══ DATA

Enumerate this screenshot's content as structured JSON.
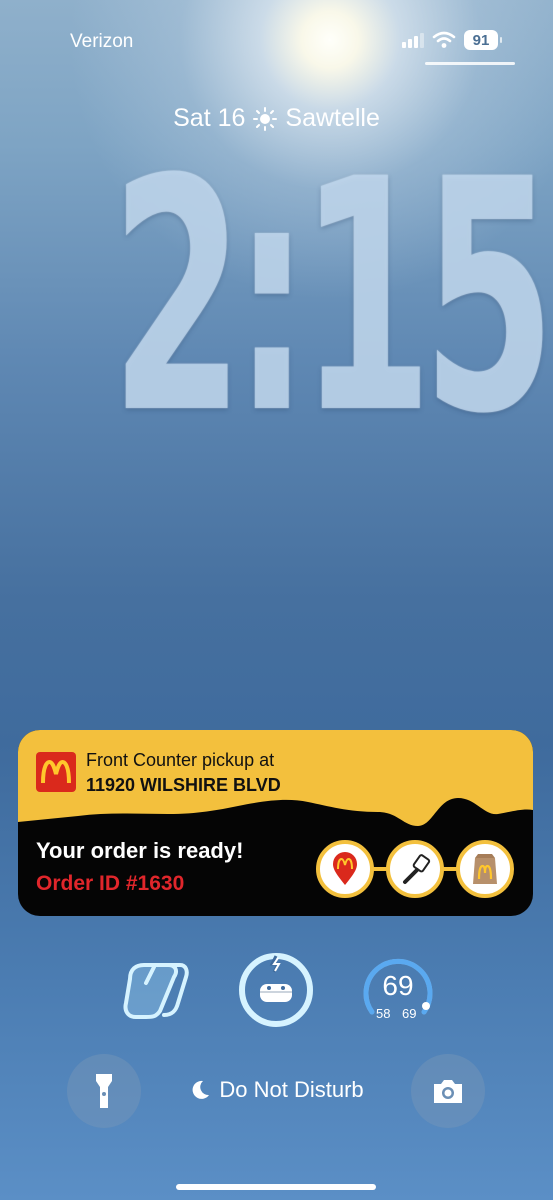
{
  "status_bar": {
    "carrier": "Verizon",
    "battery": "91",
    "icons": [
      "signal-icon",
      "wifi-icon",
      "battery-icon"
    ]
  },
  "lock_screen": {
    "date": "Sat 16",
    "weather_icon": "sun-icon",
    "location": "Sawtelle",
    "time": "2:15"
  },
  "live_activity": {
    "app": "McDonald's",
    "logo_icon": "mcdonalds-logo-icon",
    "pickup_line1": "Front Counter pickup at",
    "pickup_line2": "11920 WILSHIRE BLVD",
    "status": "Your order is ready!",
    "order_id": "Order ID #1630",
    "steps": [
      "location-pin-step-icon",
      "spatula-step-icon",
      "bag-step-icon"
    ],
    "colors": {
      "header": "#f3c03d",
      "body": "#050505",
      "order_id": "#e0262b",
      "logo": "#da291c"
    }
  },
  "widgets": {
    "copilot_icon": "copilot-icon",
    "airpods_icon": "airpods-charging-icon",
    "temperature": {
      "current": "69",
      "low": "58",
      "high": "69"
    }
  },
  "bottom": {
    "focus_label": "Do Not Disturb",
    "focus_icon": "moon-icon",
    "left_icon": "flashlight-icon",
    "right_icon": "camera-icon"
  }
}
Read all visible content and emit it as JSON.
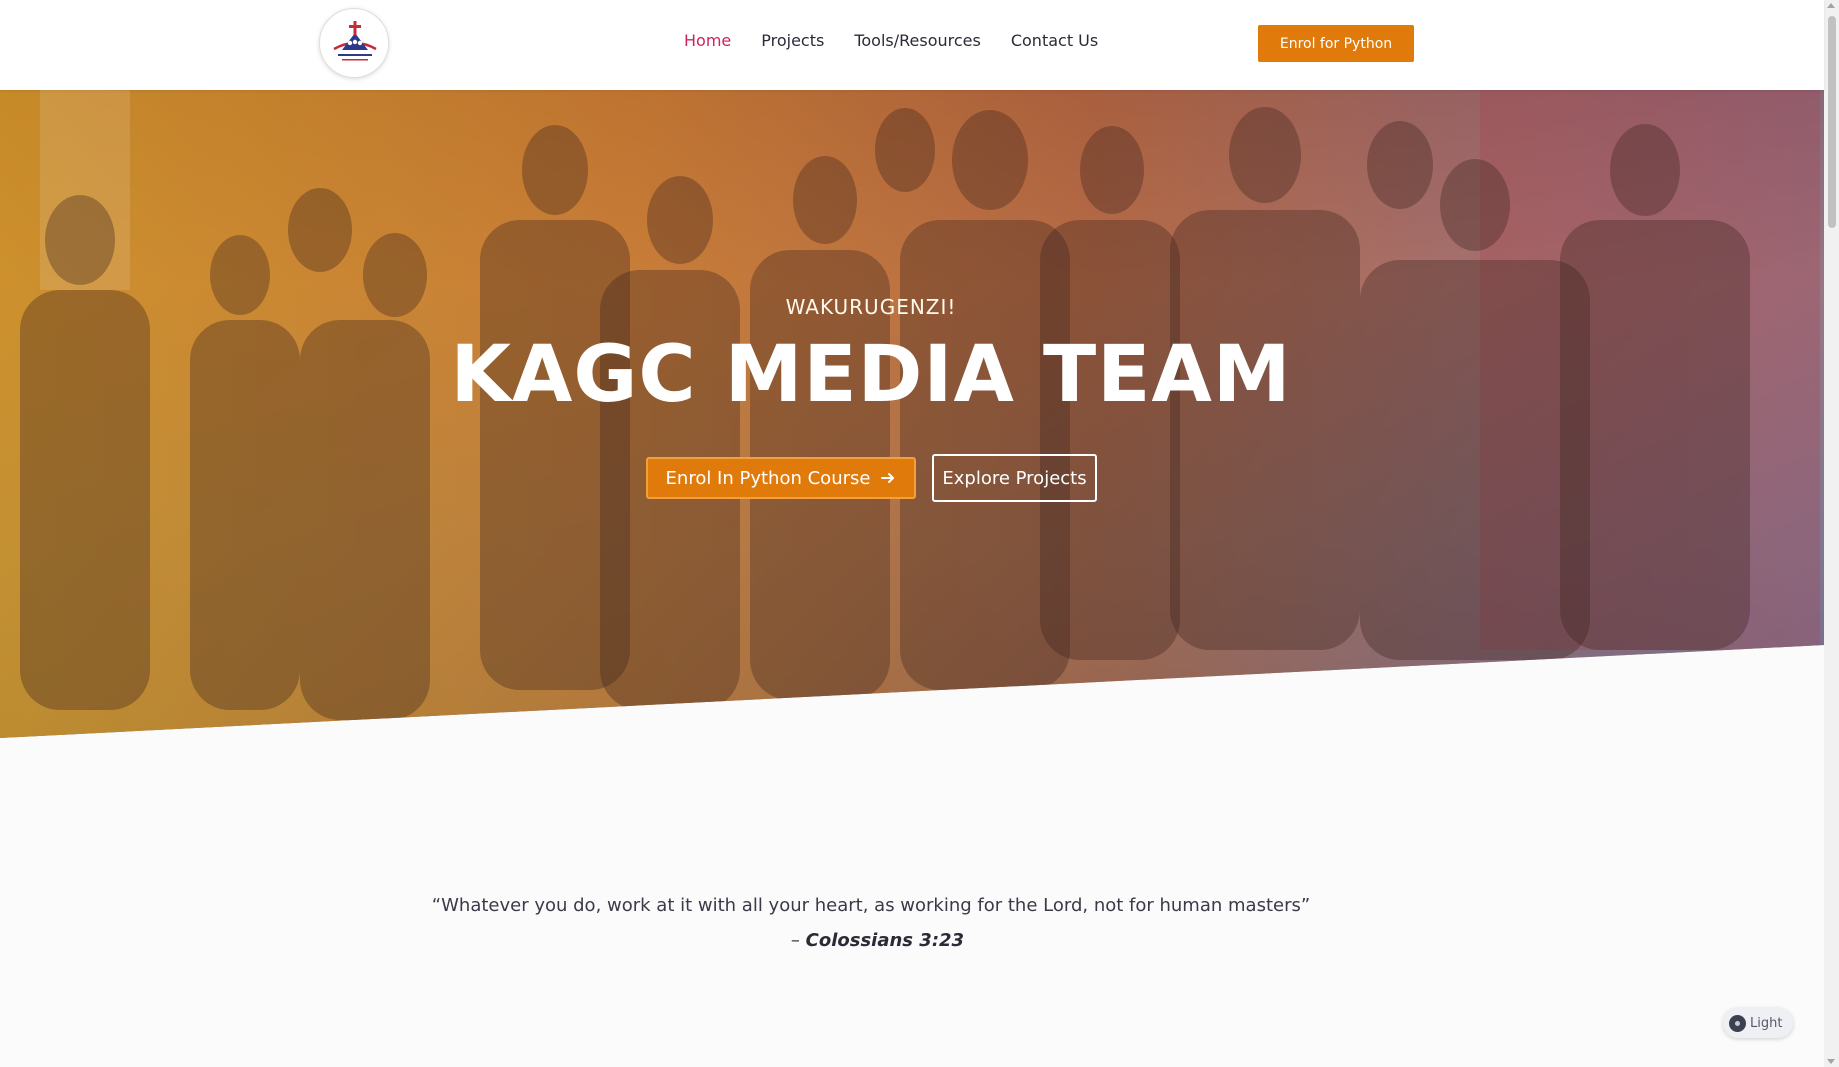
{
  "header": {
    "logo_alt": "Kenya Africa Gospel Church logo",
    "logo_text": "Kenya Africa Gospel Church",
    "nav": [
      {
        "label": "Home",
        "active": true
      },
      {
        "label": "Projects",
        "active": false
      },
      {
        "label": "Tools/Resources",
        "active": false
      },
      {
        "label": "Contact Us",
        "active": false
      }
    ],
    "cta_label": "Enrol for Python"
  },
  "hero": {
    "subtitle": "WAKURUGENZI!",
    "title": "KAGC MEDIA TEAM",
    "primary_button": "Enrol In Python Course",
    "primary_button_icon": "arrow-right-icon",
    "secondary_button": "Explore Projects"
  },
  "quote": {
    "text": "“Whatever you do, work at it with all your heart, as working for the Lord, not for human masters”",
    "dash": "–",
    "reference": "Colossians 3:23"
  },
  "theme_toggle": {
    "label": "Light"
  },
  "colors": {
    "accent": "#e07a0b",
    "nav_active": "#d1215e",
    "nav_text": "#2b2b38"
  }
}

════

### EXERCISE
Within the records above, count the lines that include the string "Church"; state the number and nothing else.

### ANSWER SECTION
2